As dairy farmers you are constantly thinking about safeguarding the future of your herd, your heifer replacements are paramount to your business’ long term success. As farm vets we are no different, and yes, I am about to draw similarities between our students/ new graduates to your dairy heifers…
The stats of new graduates coming into the farm veterinary industry are a little concerning (from BVA 2019 survey of the veterinary profession). Only 3.2% of vets go into farm animal/ production animal medicine. Combine this with the negative effect Brexit has had on our European colleagues coming to the UK to support the profession, and the number of vets currently leaving, it is not surprising farm animal practices across the country are experiencing difficulty recruiting farm veterinary surgeons.
It’s not just the old and lame vets that are leaving the herd (sorry Den!!) In 2021, 45% of vets leaving the profession had been in the profession for four years or less, imagine 45% of your cull animals being your heifers! Our clients at Whitchurch will be used to seeing our ‘dairy interns’ and those in Derbyshire are now familiar with Mikayla often shadowing and learning from more experienced vets, this process of a soft introduction is essential for our newest members of our profession to learn the necessary skills required and to be supported throughout, hopefully gaining the confidence and enjoyment to remain a farm vet for many years to come. Behind every good farm vet, there have been many supportive farmers, colleagues and obliging cows!
However, before you start to think that we all dislike our jobs and want to leave, the truth is actually far from it! When surveyed in 2019 by the BVA, farm animal vets had the highest job enjoyment when compared to small animal and equine vets and the top answer for why we like being a vet was due to the ‘client relationships’, so essentially, it’s down to you!
So, our job as existing farm animal vets (and indeed farmers) is to showcase how great being a farm animal vet can be. Which is why we really value that so many of our clients are welcoming to students. When surveyed most vet students start their studies being open to working as a farm animal vet and most students are eventually put off a career in farm animal practice for a few main reasons.
One of the main reasons is that students at the time of graduating have not had the same amount of experience on farms as they have had in small animal or equine environments. Therefore, they have less confidence in pursuing a career in farm vet medicine due to it being further out of their comfort zone.
It is therefore our collective responsibility as an industry to try and welcome in students from all different backgrounds to have exposure to farming. As I am sure many of you will agree, the majority of students that come on placements for experience, be that through us as your vet or directly to yourselves, bring a contagious enthusiasm and keenness to learn. It is from these interactions, conversations and practical tasks that the next generation will ‘catch the farming bug’, just as I did, and hopefully will be the farm vets of the future. Secondly, if these students still choose to not pursue a career as a farm vet, they will have been exposed to the high welfare and environmental standards of British farming, the compassion and innovation of British farmers and the wonderful animals we care for, and this can only be a good thing for educating the public about our industry.

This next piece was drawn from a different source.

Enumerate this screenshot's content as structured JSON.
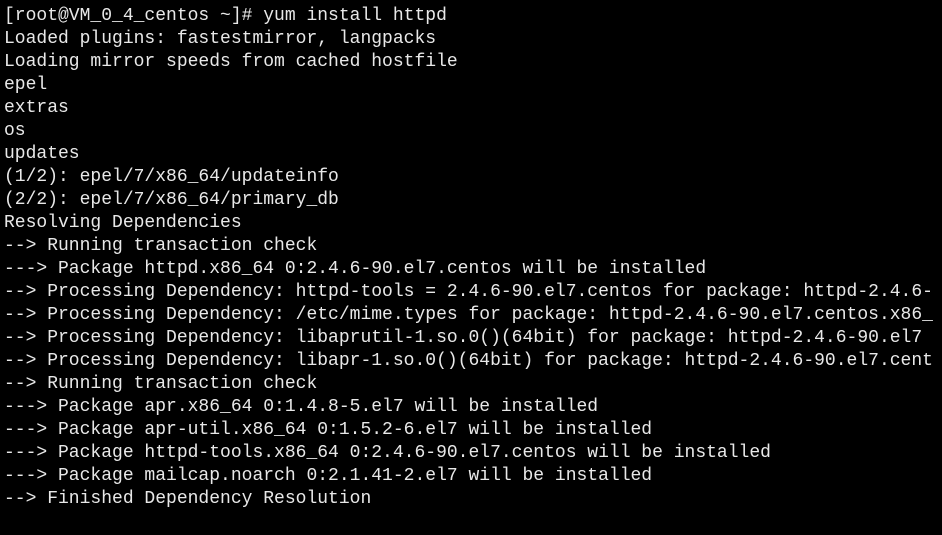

So my final word is just to say ‘Thank you’. Thank you for all the times you have made us a brew at the end of a routine or a difficult call, thank you for the jokes and stories, and above all, thank you for being supportive to our students and newest graduated members of the team as it is them that are the future of our business, just as those calves down the yard are yours.